There are two ways of looking at these costs. The first is the obvious one of what will it cost the individual? The second is what is it costing the taxpayer? There may not be a direct linkage but the Government Policy will always effect the costs to the individual taxpayer.

Financing Aged Care

First an obvious disclaimer. Lifestyle villages for people 45 years and over are not being considered. Lifestyle villages are for fit people who want to live in holiday mode all the time. It takes the place of owning a home.

Costs will be higher for higher care. Government subsidies also increase to attempt to keep the costs to a reasonable level.

Financing Retirement Villages and Residential Care

People are only too aware that getting older can be a minefield. The first things springing to mind are Finance and Health. Lifestyle is connected to both. Care is also a significant factor. There is also the adult (and at times dependant) offspring that have a major interest in their parents’ retirement circumstances.

The move to a retirement village can be appealing as a “downsizing” and a different lifestyle option.

However, there are costs to consider:

There are regular monthly facilities levies. A suitable representative figure would be around $400. Most residential living costs would continue to be met by the retiree. It depends on the circumstances of the residential agreement  with the corporate management of the village

Financing the move to a village would normally come from the sale of the family home. When the family house is sold it should pay for a unit in the village . Assume the cost of a unit (noting that it has probably been lived in before but will be in good condition) is $400,000. When the unit is eventually sold the first 30% of gross sale proceeds are retained by the corporate management of the village. This helps to pay for the refurbishment of the unit and a profit margin for the village management.

e.g. if unit is later sold for $400,000 then 70% of the sale price of $400,000 is $280,000 less selling commission(say $22,000) The amount returned to the retiree is a net $258,000.

Residential Care

Financial rules are very complex and can vary significantly depending on personal health and financial circumstances , including eligibility for the aged pension.

Accommodation bonds are requested by each facility. In Western Australia they can vary from between $200,000 to $690,000 per resident.

Any shortfall in the accommodation bonds requested is charged as a daily fee with the amount calculated using a set interest rate – currently 6.23% pa.

Other fees can include:

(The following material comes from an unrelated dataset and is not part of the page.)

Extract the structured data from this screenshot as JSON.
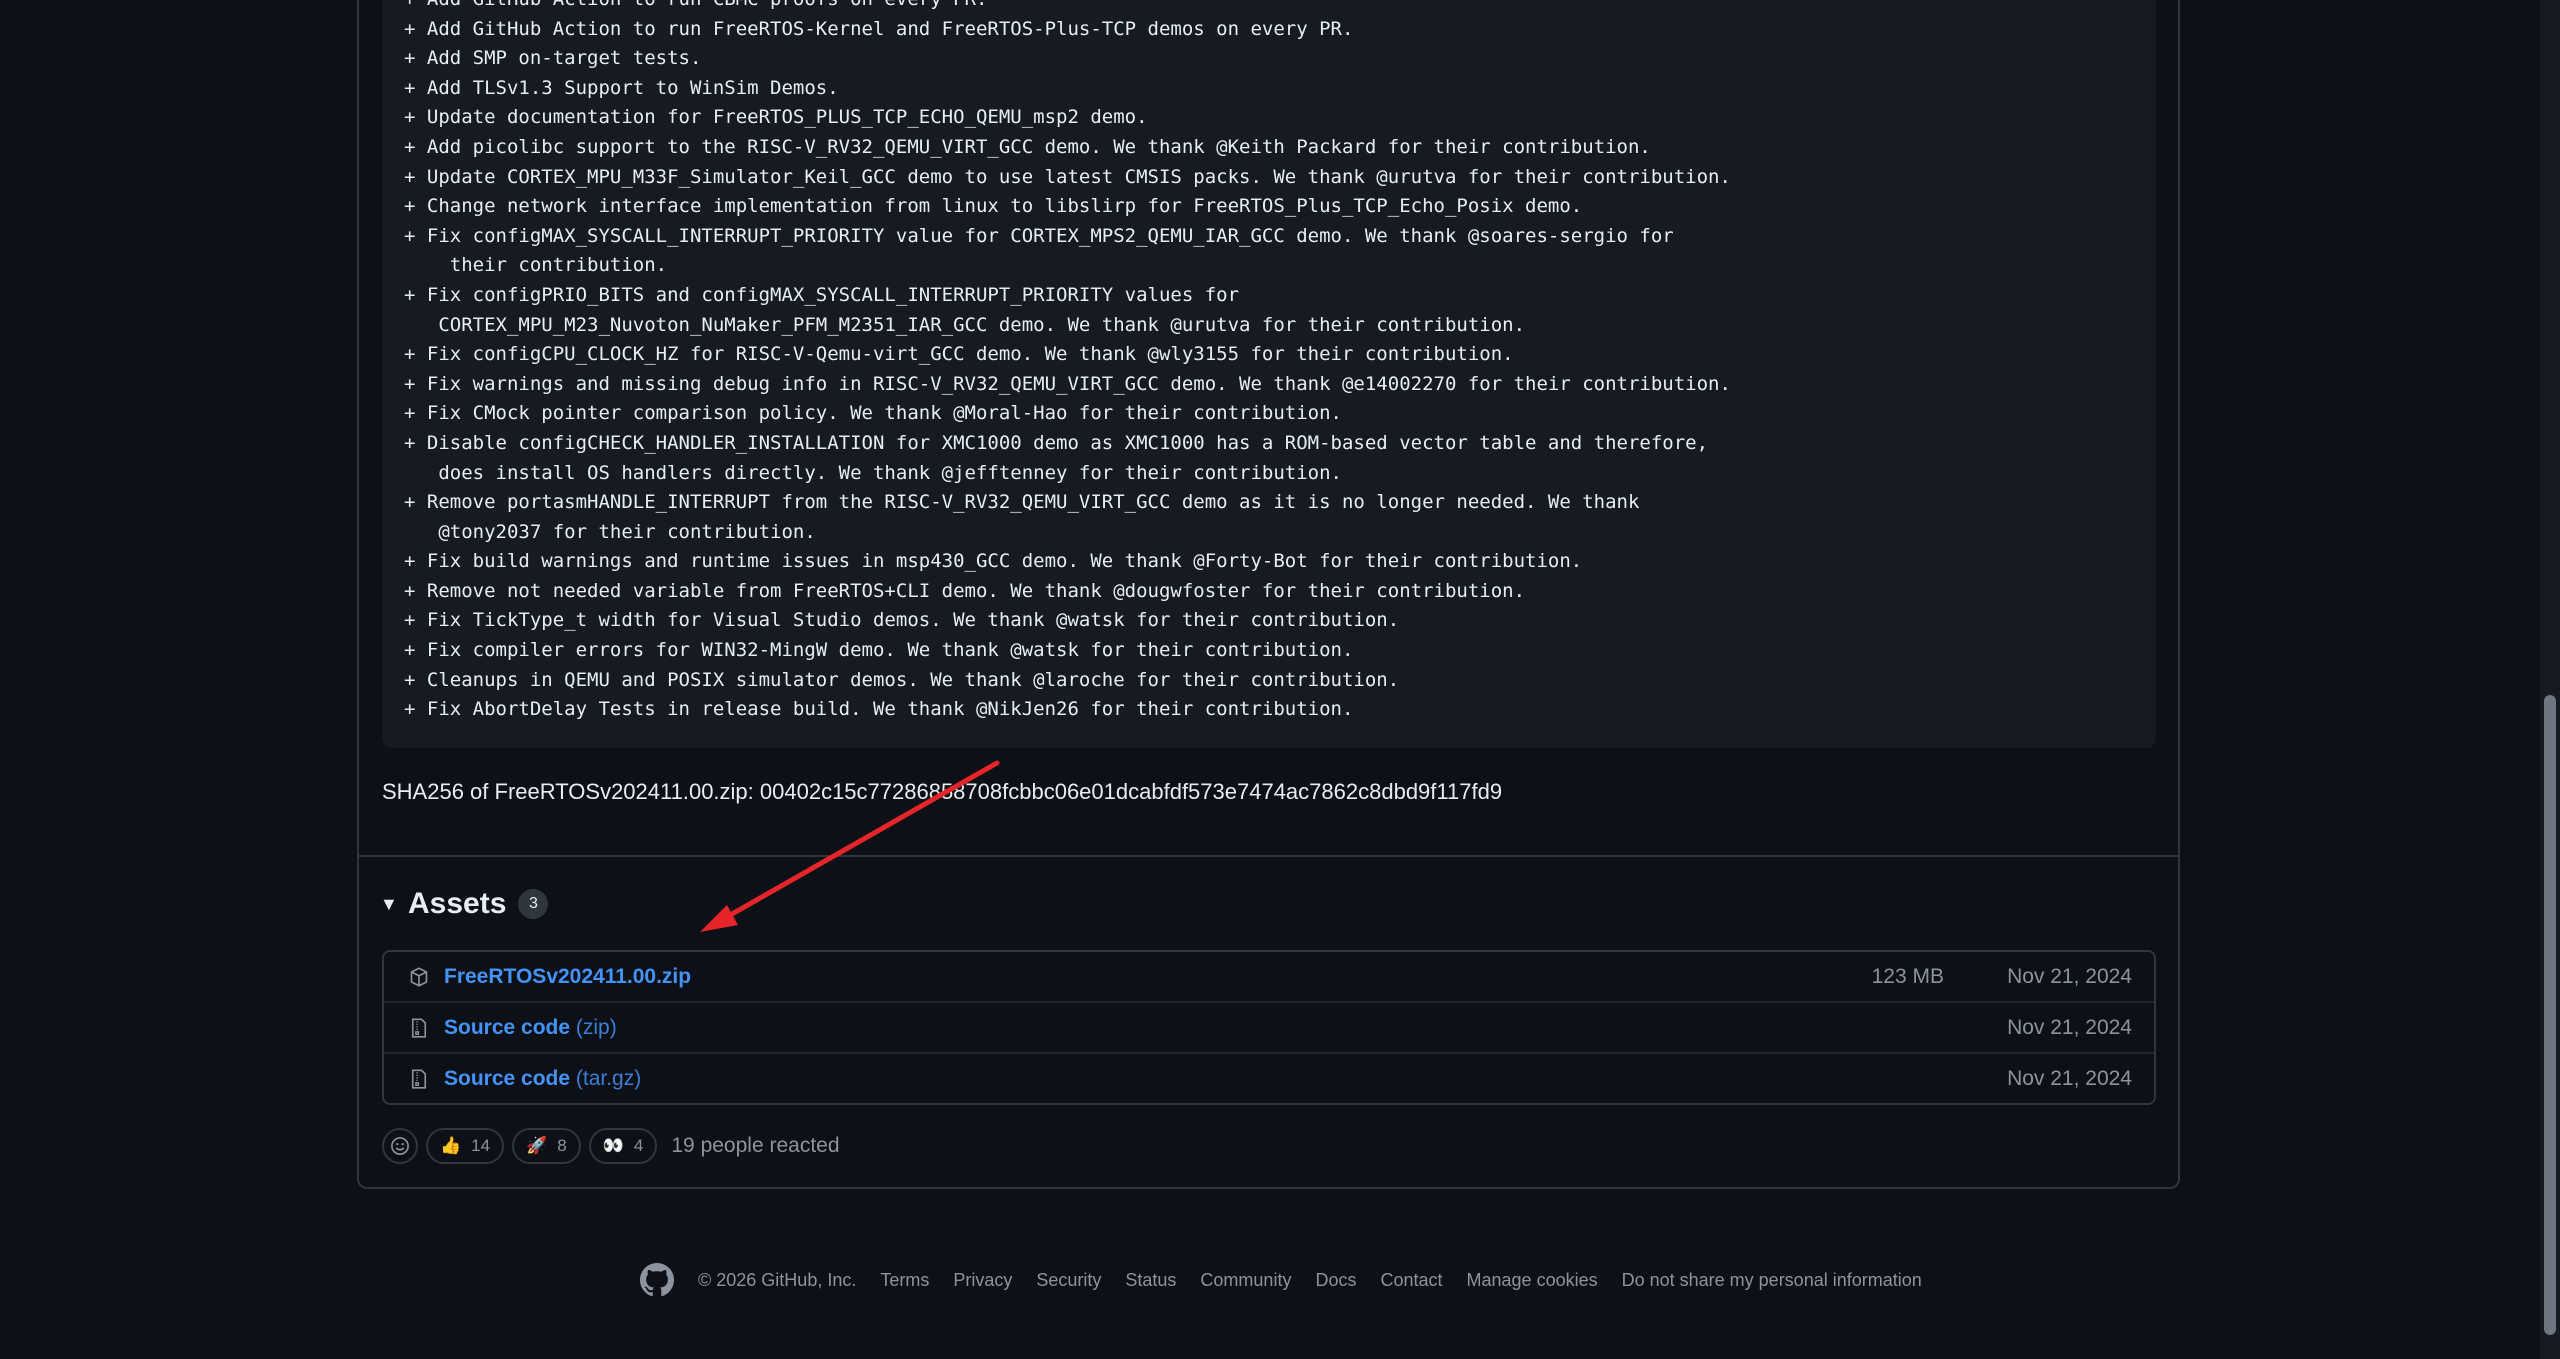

1. Basic Fee currently $47.20 per day – calibrated as 85% of the single daily pension. It is payable by all residents.

2. Means Tested Fee – A daily fee payable by residents. Centrelink  determines the amount of fee to be paid based on their assessment of income from all sources plus assets. This is a complex area particularly regarding assets -including the family home if it has not been sold nor occupied by a dependant. 

3. Extra Services Fee can be charged by some facilities which provide additional services (other than medical services) for residents. This can be paid ‘upfront” as a bond,e.g.$330,000 or as a daily fee calibrated at an interest rate set by the facility, eg.4.2% on outstanding amount of bond.

Generally, the higher the amount of the accommodation bond the better the standard and amenity of the accommodation, general services and food.

The base line level of essential medical care is universally applied irrespective of individual financial circumstances.

The Extra Services Fee provides residents with additional comforts to feel more like a guest in a high quality private hotel rather than a patient in a hospital facility.

The extent of superannuation income and assets will determine the standard of non medical care in your golden years.

Please note: Some general information for this “Insight” came from an Article entitled Residential Aged Care Policy in Australia by Baldwin, Chenowith and dela Rama in the June 2015 edition of the Australian Journal of Public Administration. Information was not copied